■ **WHAT YOU ARE ASKED TO DO**: Set down all of the records word for word.

+++ INFORMATION SHOWN

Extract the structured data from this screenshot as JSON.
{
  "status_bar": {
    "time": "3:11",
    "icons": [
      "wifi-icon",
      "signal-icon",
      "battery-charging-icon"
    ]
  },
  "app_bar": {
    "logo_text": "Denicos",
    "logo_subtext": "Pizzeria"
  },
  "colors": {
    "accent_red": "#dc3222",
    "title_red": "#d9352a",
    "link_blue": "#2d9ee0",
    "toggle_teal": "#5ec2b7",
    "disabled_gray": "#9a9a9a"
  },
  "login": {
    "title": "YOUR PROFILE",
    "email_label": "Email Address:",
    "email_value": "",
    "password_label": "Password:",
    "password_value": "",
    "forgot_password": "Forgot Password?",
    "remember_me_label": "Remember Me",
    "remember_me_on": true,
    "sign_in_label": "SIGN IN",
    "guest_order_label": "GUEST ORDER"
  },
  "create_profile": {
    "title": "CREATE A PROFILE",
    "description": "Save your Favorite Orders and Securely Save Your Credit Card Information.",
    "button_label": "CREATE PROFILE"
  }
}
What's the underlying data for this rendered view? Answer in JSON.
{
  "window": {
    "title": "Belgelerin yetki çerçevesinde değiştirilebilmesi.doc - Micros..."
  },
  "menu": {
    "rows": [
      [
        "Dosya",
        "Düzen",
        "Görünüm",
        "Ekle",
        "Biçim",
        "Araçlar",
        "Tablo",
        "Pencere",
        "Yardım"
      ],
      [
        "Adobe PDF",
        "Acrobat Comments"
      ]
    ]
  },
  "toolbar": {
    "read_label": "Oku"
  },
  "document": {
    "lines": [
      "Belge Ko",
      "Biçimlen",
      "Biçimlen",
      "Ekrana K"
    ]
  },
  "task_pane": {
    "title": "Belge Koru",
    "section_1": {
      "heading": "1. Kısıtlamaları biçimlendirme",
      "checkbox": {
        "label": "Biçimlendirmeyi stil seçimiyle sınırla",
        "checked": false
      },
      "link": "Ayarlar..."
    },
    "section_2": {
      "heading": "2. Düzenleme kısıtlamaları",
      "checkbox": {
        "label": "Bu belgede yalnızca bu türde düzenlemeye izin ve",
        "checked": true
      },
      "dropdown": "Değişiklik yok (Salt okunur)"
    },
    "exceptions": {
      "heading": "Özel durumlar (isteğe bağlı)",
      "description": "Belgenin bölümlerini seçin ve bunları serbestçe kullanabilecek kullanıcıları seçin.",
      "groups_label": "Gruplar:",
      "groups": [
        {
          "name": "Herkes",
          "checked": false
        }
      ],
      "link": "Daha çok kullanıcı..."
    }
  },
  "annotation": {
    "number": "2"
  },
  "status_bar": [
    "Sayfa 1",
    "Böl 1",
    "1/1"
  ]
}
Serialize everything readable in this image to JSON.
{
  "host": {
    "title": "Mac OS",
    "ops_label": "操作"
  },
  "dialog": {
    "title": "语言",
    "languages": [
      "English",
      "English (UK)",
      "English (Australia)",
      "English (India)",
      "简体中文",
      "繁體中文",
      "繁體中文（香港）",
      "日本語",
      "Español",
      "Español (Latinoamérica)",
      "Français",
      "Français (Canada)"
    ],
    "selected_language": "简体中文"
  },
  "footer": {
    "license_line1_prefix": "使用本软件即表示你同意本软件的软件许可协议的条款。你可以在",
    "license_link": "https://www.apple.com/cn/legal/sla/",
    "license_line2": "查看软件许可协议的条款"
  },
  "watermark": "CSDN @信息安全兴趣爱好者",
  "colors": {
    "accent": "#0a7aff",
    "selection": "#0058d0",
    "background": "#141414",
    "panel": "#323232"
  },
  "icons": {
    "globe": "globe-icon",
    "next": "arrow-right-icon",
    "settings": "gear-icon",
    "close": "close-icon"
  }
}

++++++

■ **OUTPUT OF THE EXERCISE**:
Extract the structured data from this screenshot as JSON.
{
  "status_bar": {
    "time": "3:11",
    "icons": [
      "wifi-icon",
      "signal-icon",
      "battery-charging-icon"
    ]
  },
  "app_bar": {
    "logo_text": "Denicos",
    "logo_subtext": "Pizzeria"
  },
  "colors": {
    "accent_red": "#dc3222",
    "title_red": "#d9352a",
    "link_blue": "#2d9ee0",
    "toggle_teal": "#5ec2b7",
    "disabled_gray": "#9a9a9a"
  },
  "login": {
    "title": "YOUR PROFILE",
    "email_label": "Email Address:",
    "email_value": "",
    "password_label": "Password:",
    "password_value": "",
    "forgot_password": "Forgot Password?",
    "remember_me_label": "Remember Me",
    "remember_me_on": true,
    "sign_in_label": "SIGN IN",
    "guest_order_label": "GUEST ORDER"
  },
  "create_profile": {
    "title": "CREATE A PROFILE",
    "description": "Save your Favorite Orders and Securely Save Your Credit Card Information.",
    "button_label": "CREATE PROFILE"
  }
}
What's the underlying data for this rendered view? Answer in JSON.
{
  "window": {
    "title": "Belgelerin yetki çerçevesinde değiştirilebilmesi.doc - Micros..."
  },
  "menu": {
    "rows": [
      [
        "Dosya",
        "Düzen",
        "Görünüm",
        "Ekle",
        "Biçim",
        "Araçlar",
        "Tablo",
        "Pencere",
        "Yardım"
      ],
      [
        "Adobe PDF",
        "Acrobat Comments"
      ]
    ]
  },
  "toolbar": {
    "read_label": "Oku"
  },
  "document": {
    "lines": [
      "Belge Ko",
      "Biçimlen",
      "Biçimlen",
      "Ekrana K"
    ]
  },
  "task_pane": {
    "title": "Belge Koru",
    "section_1": {
      "heading": "1. Kısıtlamaları biçimlendirme",
      "checkbox": {
        "label": "Biçimlendirmeyi stil seçimiyle sınırla",
        "checked": false
      },
      "link": "Ayarlar..."
    },
    "section_2": {
      "heading": "2. Düzenleme kısıtlamaları",
      "checkbox": {
        "label": "Bu belgede yalnızca bu türde düzenlemeye izin ve",
        "checked": true
      },
      "dropdown": "Değişiklik yok (Salt okunur)"
    },
    "exceptions": {
      "heading": "Özel durumlar (isteğe bağlı)",
      "description": "Belgenin bölümlerini seçin ve bunları serbestçe kullanabilecek kullanıcıları seçin.",
      "groups_label": "Gruplar:",
      "groups": [
        {
          "name": "Herkes",
          "checked": false
        }
      ],
      "link": "Daha çok kullanıcı..."
    }
  },
  "annotation": {
    "number": "2"
  },
  "status_bar": [
    "Sayfa 1",
    "Böl 1",
    "1/1"
  ]
}
Serialize everything readable in this image to JSON.
{
  "host": {
    "title": "Mac OS",
    "ops_label": "操作"
  },
  "dialog": {
    "title": "语言",
    "languages": [
      "English",
      "English (UK)",
      "English (Australia)",
      "English (India)",
      "简体中文",
      "繁體中文",
      "繁體中文（香港）",
      "日本語",
      "Español",
      "Español (Latinoamérica)",
      "Français",
      "Français (Canada)"
    ],
    "selected_language": "简体中文"
  },
  "footer": {
    "license_line1_prefix": "使用本软件即表示你同意本软件的软件许可协议的条款。你可以在",
    "license_link": "https://www.apple.com/cn/legal/sla/",
    "license_line2": "查看软件许可协议的条款"
  },
  "watermark": "CSDN @信息安全兴趣爱好者",
  "colors": {
    "accent": "#0a7aff",
    "selection": "#0058d0",
    "background": "#141414",
    "panel": "#323232"
  },
  "icons": {
    "globe": "globe-icon",
    "next": "arrow-right-icon",
    "settings": "gear-icon",
    "close": "close-icon"
  }
}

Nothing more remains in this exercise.